§ **Task material**:
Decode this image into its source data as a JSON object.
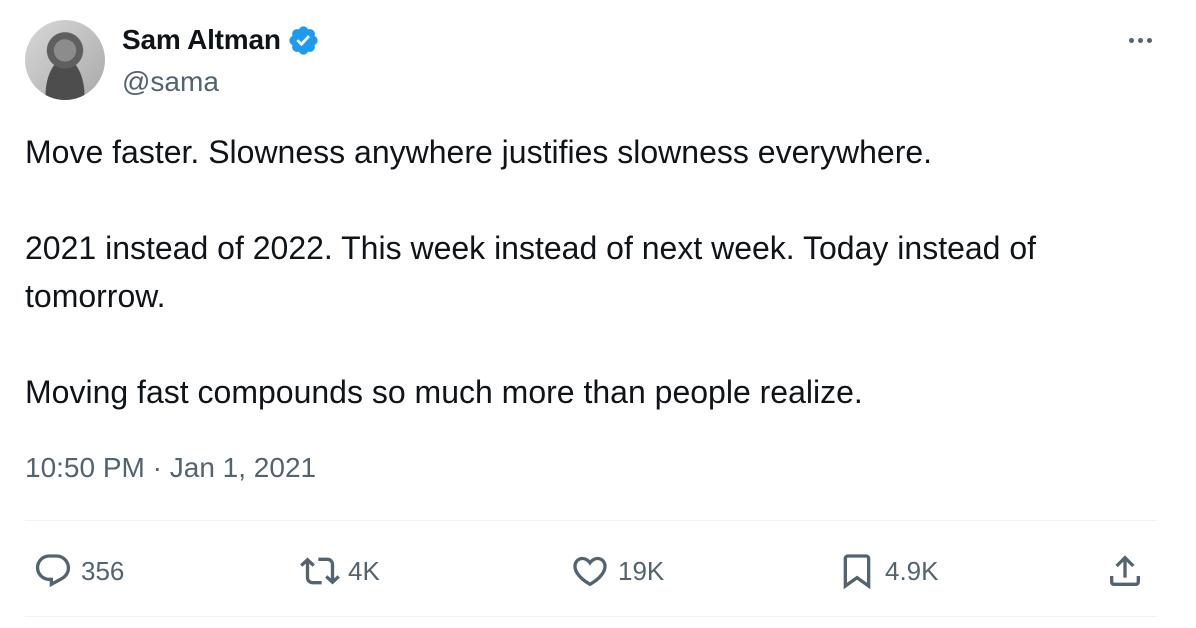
{
  "author": {
    "name": "Sam Altman",
    "handle": "@sama",
    "verified": true,
    "verified_color": "#1d9bf0"
  },
  "tweet": {
    "paragraphs": [
      "Move faster. Slowness anywhere justifies slowness everywhere.",
      "2021 instead of 2022. This week instead of next week. Today instead of tomorrow.",
      "Moving fast compounds so much more than people realize."
    ],
    "time": "10:50 PM",
    "separator": "·",
    "date": "Jan 1, 2021"
  },
  "actions": {
    "reply": {
      "icon": "reply-icon",
      "count": "356"
    },
    "retweet": {
      "icon": "retweet-icon",
      "count": "4K"
    },
    "like": {
      "icon": "like-icon",
      "count": "19K"
    },
    "bookmark": {
      "icon": "bookmark-icon",
      "count": "4.9K"
    },
    "share": {
      "icon": "share-icon"
    }
  },
  "colors": {
    "text": "#0f1419",
    "secondary": "#536471",
    "divider": "#eff3f4"
  }
}
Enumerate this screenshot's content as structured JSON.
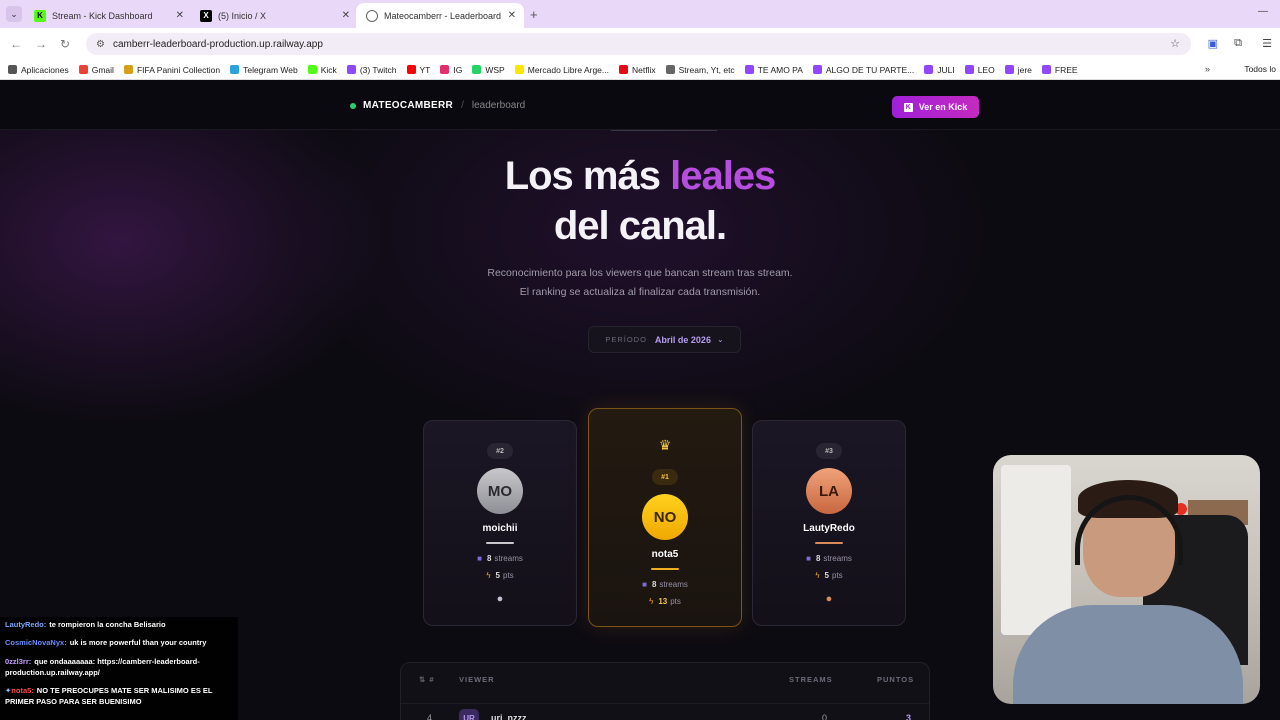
{
  "browser": {
    "tabs": [
      {
        "title": "Stream - Kick Dashboard",
        "favicon": "kick-icon",
        "color": "#53fc18",
        "active": false
      },
      {
        "title": "(5) Inicio / X",
        "favicon": "x-icon",
        "color": "#000000",
        "active": false
      },
      {
        "title": "Mateocamberr - Leaderboard",
        "favicon": "globe-icon",
        "color": "#444444",
        "active": true
      }
    ],
    "new_tab": "+",
    "url": "camberr-leaderboard-production.up.railway.app",
    "bookmarks": [
      {
        "label": "Aplicaciones",
        "color": "#555555"
      },
      {
        "label": "Gmail",
        "color": "#ea4335"
      },
      {
        "label": "FIFA Panini Collection",
        "color": "#d4a017"
      },
      {
        "label": "Telegram Web",
        "color": "#2aa3df"
      },
      {
        "label": "Kick",
        "color": "#53fc18"
      },
      {
        "label": "(3) Twitch",
        "color": "#9146ff"
      },
      {
        "label": "YT",
        "color": "#ff0000"
      },
      {
        "label": "IG",
        "color": "#e1306c"
      },
      {
        "label": "WSP",
        "color": "#25d366"
      },
      {
        "label": "Mercado Libre Arge...",
        "color": "#ffe600"
      },
      {
        "label": "Netflix",
        "color": "#e50914"
      },
      {
        "label": "Stream, Yt, etc",
        "color": "#666666"
      },
      {
        "label": "TE AMO PA",
        "color": "#9146ff"
      },
      {
        "label": "ALGO DE TU PARTE...",
        "color": "#9146ff"
      },
      {
        "label": "JULI",
        "color": "#9146ff"
      },
      {
        "label": "LEO",
        "color": "#9146ff"
      },
      {
        "label": "jere",
        "color": "#9146ff"
      },
      {
        "label": "FREE",
        "color": "#9146ff"
      }
    ],
    "bookmarks_more": "»",
    "bookmarks_all": "Todos lo"
  },
  "site": {
    "brand": "MATEOCAMBERR",
    "separator": "/",
    "crumb": "leaderboard",
    "kick_button": "Ver en Kick",
    "kick_logo": "K",
    "title_part1": "Los más ",
    "title_accent": "leales",
    "title_line2": "del canal.",
    "subtitle_1": "Reconocimiento para los viewers que bancan stream tras stream.",
    "subtitle_2": "El ranking se actualiza al finalizar cada transmisión.",
    "period_label": "PERÍODO",
    "period_value": "Abril de 2026",
    "accent_color": "#b84ee0"
  },
  "podium": {
    "second": {
      "rank": "#2",
      "initials": "MO",
      "name": "moichii",
      "streams": "8",
      "streams_label": "streams",
      "points": "5",
      "points_label": "pts",
      "medal": "silver-medal-icon"
    },
    "first": {
      "rank": "#1",
      "initials": "NO",
      "name": "nota5",
      "streams": "8",
      "streams_label": "streams",
      "points": "13",
      "points_label": "pts",
      "crown": "crown-icon"
    },
    "third": {
      "rank": "#3",
      "initials": "LA",
      "name": "LautyRedo",
      "streams": "8",
      "streams_label": "streams",
      "points": "5",
      "points_label": "pts",
      "medal": "bronze-medal-icon"
    }
  },
  "table": {
    "headers": {
      "rank": "#",
      "viewer": "VIEWER",
      "streams": "STREAMS",
      "points": "PUNTOS"
    },
    "rows": [
      {
        "rank": "4",
        "initials": "UR",
        "name": "uri_nzzz",
        "streams": "0",
        "points": "3"
      }
    ]
  },
  "chat": [
    {
      "user": "LautyRedo:",
      "color": "#7aa7ff",
      "text": "te rompieron la concha Belisario"
    },
    {
      "user": "CosmicNovaNyx:",
      "color": "#6a8cff",
      "text": "uk is more powerful than your country"
    },
    {
      "user": "0zzl3rr:",
      "color": "#c9a0ff",
      "text": "que ondaaaaaaa: https://camberr-leaderboard-production.up.railway.app/"
    },
    {
      "user": "nota5:",
      "color": "#ff4a4a",
      "text": "NO TE PREOCUPES MATE SER MALISIMO ES EL PRIMER PASO PARA SER BUENISIMO"
    }
  ]
}
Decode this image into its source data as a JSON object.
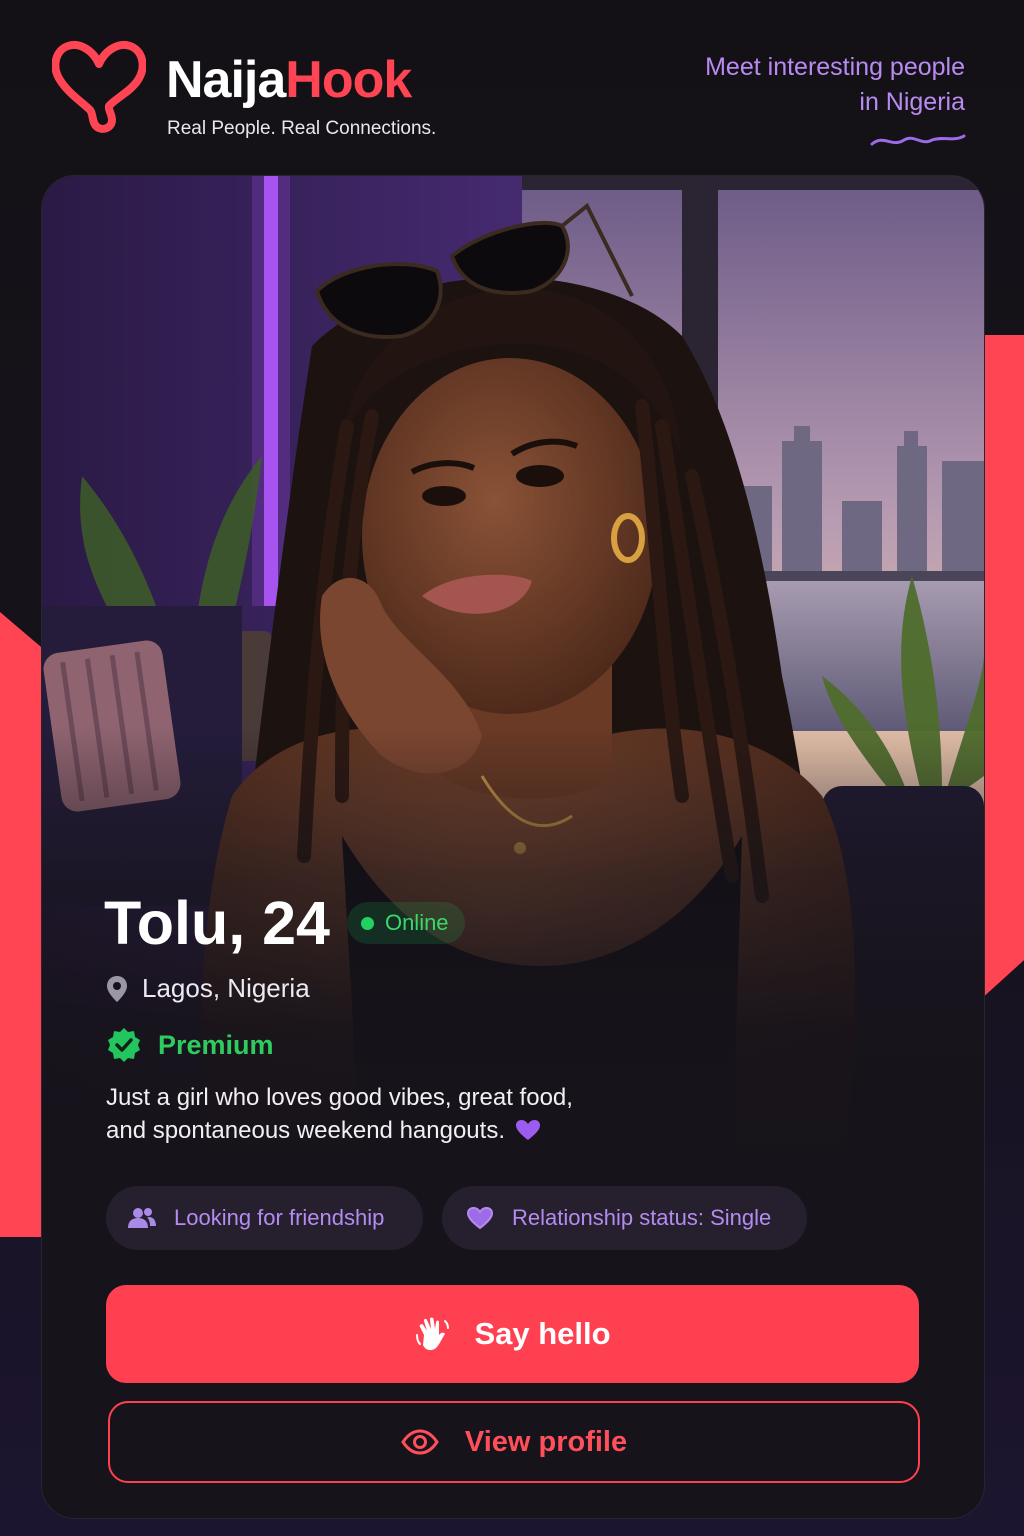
{
  "header": {
    "brand_part1": "Naija",
    "brand_part2": "Hook",
    "tagline": "Real People. Real Connections.",
    "promo_line1": "Meet interesting people",
    "promo_line2": "in Nigeria"
  },
  "profile": {
    "name_age": "Tolu, 24",
    "status": "Online",
    "location": "Lagos, Nigeria",
    "badge": "Premium",
    "bio_line1": "Just a girl who loves good vibes, great food,",
    "bio_line2": "and spontaneous weekend hangouts."
  },
  "tags": [
    {
      "label": "Looking for friendship",
      "icon": "users-icon"
    },
    {
      "label": "Relationship status: Single",
      "icon": "heart-icon"
    }
  ],
  "actions": {
    "primary_label": "Say hello",
    "primary_icon": "waving-hand-icon",
    "secondary_label": "View profile",
    "secondary_icon": "eye-icon"
  },
  "colors": {
    "accent": "#ff4050",
    "purple": "#b48cf0",
    "online_green": "#22d160",
    "background": "#141116"
  }
}
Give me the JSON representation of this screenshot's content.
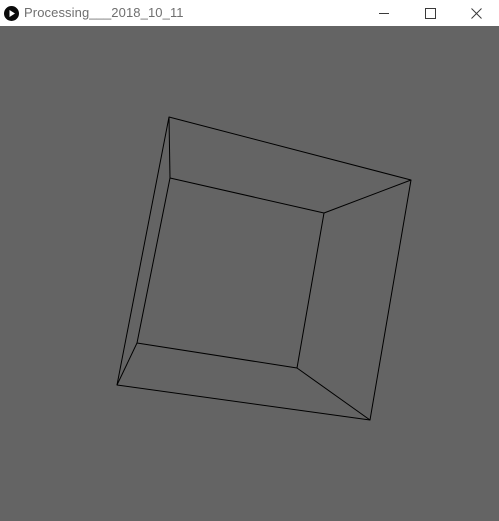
{
  "window": {
    "title": "Processing___2018_10_11",
    "icons": {
      "app": "processing-play-icon",
      "minimize": "minimize-icon",
      "maximize": "maximize-icon",
      "close": "close-icon"
    }
  },
  "colors": {
    "canvas_background": "#646464",
    "stroke": "#000000",
    "titlebar_background": "#ffffff",
    "title_text": "#6f6f6f"
  }
}
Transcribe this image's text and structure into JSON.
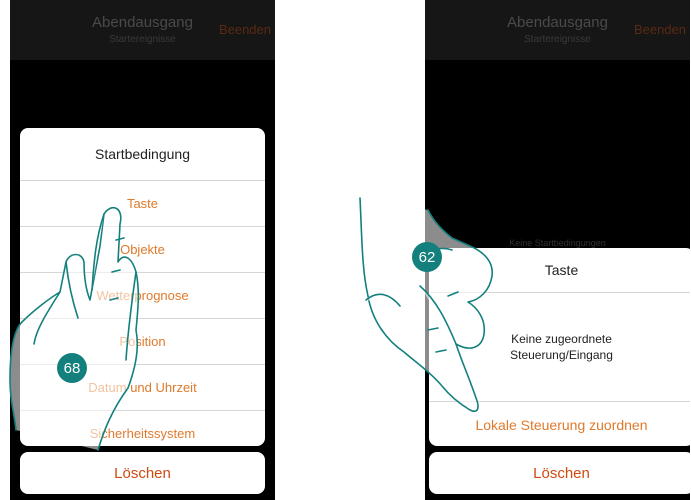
{
  "left": {
    "header": {
      "title": "Abendausgang",
      "subtitle": "Startereignisse",
      "end_label": "Beenden"
    },
    "sheet": {
      "title": "Startbedingung",
      "items": [
        {
          "label": "Taste"
        },
        {
          "label": "Objekte"
        },
        {
          "label": "Wetterprognose"
        },
        {
          "label": "Position"
        },
        {
          "label": "Datum und Uhrzeit"
        },
        {
          "label": "Sicherheitssystem"
        }
      ]
    },
    "delete_label": "Löschen",
    "step_badge": "68"
  },
  "right": {
    "header": {
      "title": "Abendausgang",
      "subtitle": "Startereignisse",
      "end_label": "Beenden"
    },
    "behind_text": "Keine Startbedingungen",
    "sheet": {
      "title": "Taste",
      "message": "Keine zugeordnete Steuerung/Eingang",
      "action_label": "Lokale Steuerung zuordnen"
    },
    "delete_label": "Löschen",
    "step_badge": "62"
  },
  "colors": {
    "accent": "#e07a2c",
    "delete": "#d04a12",
    "badge": "#13807e",
    "hand_outline": "#13807e"
  },
  "icons": {
    "hand": "pointing-hand-icon"
  }
}
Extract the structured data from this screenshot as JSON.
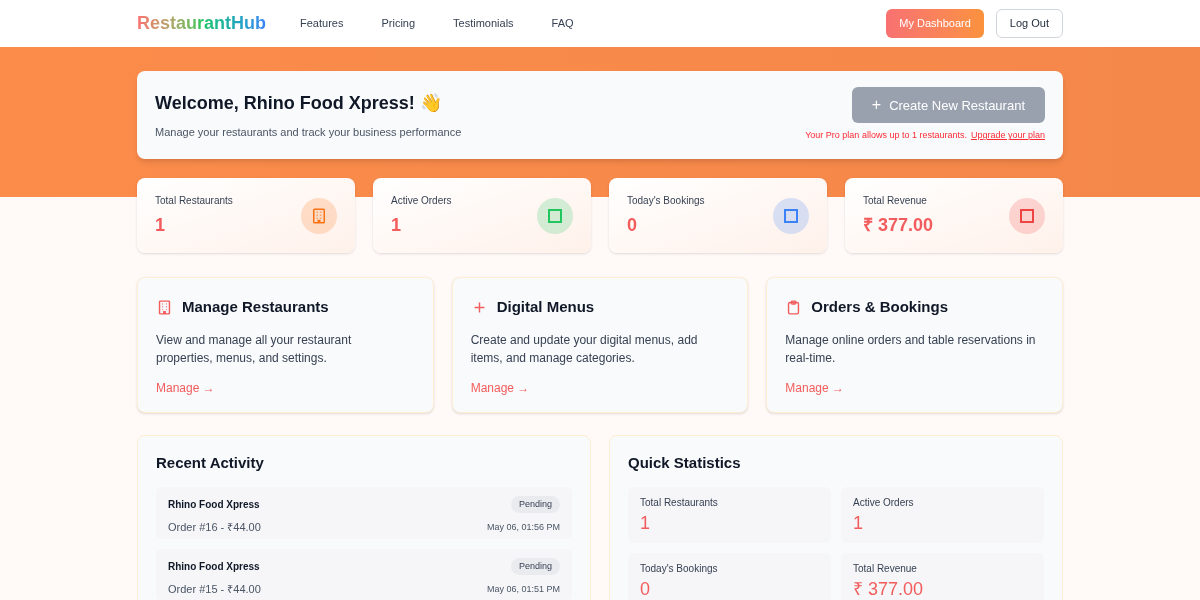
{
  "nav": {
    "logo": "RestaurantHub",
    "links": [
      "Features",
      "Pricing",
      "Testimonials",
      "FAQ"
    ],
    "primary_button": "My Dashboard",
    "secondary_button": "Log Out"
  },
  "welcome": {
    "title": "Welcome, Rhino Food Xpress! 👋",
    "subtitle": "Manage your restaurants and track your business performance",
    "create_icon": "+",
    "create_button": "Create New Restaurant",
    "create_disabled": true,
    "plan_note": "Your Pro plan allows up to 1 restaurants.",
    "upgrade_link": "Upgrade your plan"
  },
  "stats": [
    {
      "label": "Total Restaurants",
      "value": "1",
      "kind": "building",
      "color": "#f97316"
    },
    {
      "label": "Active Orders",
      "value": "1",
      "kind": "square",
      "color": "#22c55e"
    },
    {
      "label": "Today's Bookings",
      "value": "0",
      "kind": "square",
      "color": "#3b82f6"
    },
    {
      "label": "Total Revenue",
      "value": "₹ 377.00",
      "kind": "square",
      "color": "#ef4444"
    }
  ],
  "features": [
    {
      "kind": "building",
      "title": "Manage Restaurants",
      "description": "View and manage all your restaurant properties, menus, and settings.",
      "link": "Manage →"
    },
    {
      "kind": "plus",
      "title": "Digital Menus",
      "description": "Create and update your digital menus, add items, and manage categories.",
      "link": "Manage →"
    },
    {
      "kind": "clipboard",
      "title": "Orders & Bookings",
      "description": "Manage online orders and table reservations in real-time.",
      "link": "Manage →"
    }
  ],
  "recent_activity": {
    "title": "Recent Activity",
    "items": [
      {
        "name": "Rhino Food Xpress",
        "status": "Pending",
        "detail": "Order #16 - ₹44.00",
        "time": "May 06, 01:56 PM"
      },
      {
        "name": "Rhino Food Xpress",
        "status": "Pending",
        "detail": "Order #15 - ₹44.00",
        "time": "May 06, 01:51 PM"
      }
    ]
  },
  "quick_statistics": {
    "title": "Quick Statistics",
    "items": [
      {
        "label": "Total Restaurants",
        "value": "1"
      },
      {
        "label": "Active Orders",
        "value": "1"
      },
      {
        "label": "Today's Bookings",
        "value": "0"
      },
      {
        "label": "Total Revenue",
        "value": "₹ 377.00"
      }
    ]
  }
}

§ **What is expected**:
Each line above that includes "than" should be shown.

§ **Task result**:
      "Moving fast compounds so much more than people realize."
      "text": "uk is more powerful than your country"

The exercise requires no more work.